Which lines below contain "Select"? Copy every one of them.

*** Available data Section Begins ***

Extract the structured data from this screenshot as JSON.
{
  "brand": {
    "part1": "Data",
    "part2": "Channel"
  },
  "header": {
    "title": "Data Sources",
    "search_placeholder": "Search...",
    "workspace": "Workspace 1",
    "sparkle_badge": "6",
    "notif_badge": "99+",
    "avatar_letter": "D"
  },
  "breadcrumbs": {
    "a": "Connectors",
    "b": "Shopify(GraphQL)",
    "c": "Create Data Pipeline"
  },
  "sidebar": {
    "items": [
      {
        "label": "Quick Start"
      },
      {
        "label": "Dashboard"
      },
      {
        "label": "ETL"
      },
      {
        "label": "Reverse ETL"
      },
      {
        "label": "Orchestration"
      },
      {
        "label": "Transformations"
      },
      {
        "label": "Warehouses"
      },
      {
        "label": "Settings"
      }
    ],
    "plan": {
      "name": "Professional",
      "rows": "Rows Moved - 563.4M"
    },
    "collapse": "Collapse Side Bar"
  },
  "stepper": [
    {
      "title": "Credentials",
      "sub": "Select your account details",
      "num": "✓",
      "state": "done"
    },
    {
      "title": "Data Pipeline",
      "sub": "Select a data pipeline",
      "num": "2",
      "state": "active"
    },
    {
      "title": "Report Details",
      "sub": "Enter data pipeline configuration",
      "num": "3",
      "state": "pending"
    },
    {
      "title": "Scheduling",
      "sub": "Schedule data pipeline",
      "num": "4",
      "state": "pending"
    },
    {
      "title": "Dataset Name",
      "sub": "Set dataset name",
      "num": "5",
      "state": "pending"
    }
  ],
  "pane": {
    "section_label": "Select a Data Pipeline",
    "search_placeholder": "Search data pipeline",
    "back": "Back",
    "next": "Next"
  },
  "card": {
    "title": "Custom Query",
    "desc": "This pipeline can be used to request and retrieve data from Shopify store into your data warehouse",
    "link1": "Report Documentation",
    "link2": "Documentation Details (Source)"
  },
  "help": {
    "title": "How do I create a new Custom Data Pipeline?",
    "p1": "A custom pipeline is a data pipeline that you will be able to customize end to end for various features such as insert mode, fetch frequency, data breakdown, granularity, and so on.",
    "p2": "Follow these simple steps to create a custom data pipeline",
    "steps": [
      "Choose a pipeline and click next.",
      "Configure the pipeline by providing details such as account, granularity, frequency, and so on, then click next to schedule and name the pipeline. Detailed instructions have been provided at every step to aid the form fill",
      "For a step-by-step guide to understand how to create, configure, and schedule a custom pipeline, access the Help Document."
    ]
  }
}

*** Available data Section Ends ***
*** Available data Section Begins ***

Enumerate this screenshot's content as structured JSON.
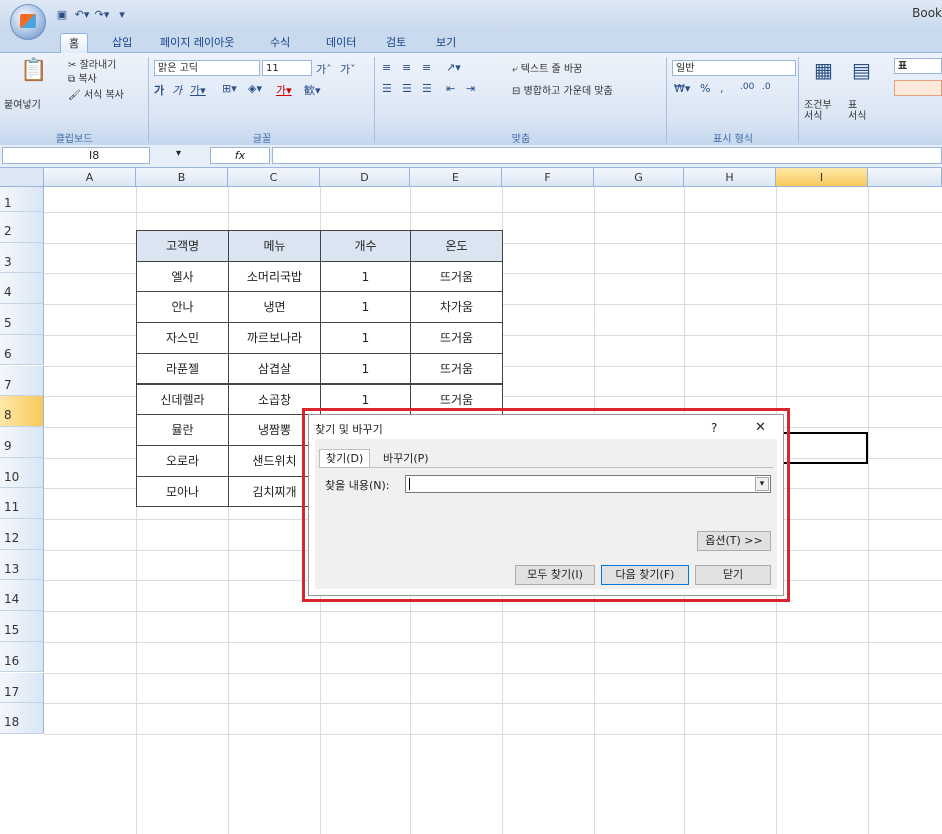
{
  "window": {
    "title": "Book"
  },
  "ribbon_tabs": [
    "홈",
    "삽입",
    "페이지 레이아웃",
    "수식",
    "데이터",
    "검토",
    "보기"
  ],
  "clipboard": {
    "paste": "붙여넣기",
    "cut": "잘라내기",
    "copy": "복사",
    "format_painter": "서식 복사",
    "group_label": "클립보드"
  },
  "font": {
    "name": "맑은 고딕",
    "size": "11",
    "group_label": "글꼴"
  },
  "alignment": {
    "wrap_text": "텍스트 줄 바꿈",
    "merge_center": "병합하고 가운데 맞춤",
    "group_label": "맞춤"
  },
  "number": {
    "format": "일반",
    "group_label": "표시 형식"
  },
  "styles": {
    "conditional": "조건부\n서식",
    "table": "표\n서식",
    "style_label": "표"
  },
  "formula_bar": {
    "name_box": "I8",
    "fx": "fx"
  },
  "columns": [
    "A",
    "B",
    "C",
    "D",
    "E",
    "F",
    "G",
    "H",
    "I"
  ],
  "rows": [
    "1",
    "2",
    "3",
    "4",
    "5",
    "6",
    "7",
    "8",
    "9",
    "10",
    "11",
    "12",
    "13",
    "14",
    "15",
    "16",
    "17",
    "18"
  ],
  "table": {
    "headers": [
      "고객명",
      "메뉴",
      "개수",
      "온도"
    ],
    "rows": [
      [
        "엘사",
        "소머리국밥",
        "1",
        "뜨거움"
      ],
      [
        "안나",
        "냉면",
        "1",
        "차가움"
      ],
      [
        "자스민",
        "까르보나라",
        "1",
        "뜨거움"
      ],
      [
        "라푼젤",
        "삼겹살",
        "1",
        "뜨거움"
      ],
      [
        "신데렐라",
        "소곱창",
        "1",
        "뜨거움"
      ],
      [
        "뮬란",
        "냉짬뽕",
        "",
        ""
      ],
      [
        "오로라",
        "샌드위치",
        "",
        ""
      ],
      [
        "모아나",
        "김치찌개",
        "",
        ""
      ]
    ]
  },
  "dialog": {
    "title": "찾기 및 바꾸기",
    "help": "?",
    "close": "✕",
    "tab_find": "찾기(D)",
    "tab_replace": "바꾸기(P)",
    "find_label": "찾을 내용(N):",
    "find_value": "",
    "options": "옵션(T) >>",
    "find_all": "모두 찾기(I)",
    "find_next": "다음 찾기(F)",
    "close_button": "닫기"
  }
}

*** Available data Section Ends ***

== Solution for this problem ==
      "sub": "Select your account details",
      "sub": "Select a data pipeline",
    "section_label": "Select a Data Pipeline",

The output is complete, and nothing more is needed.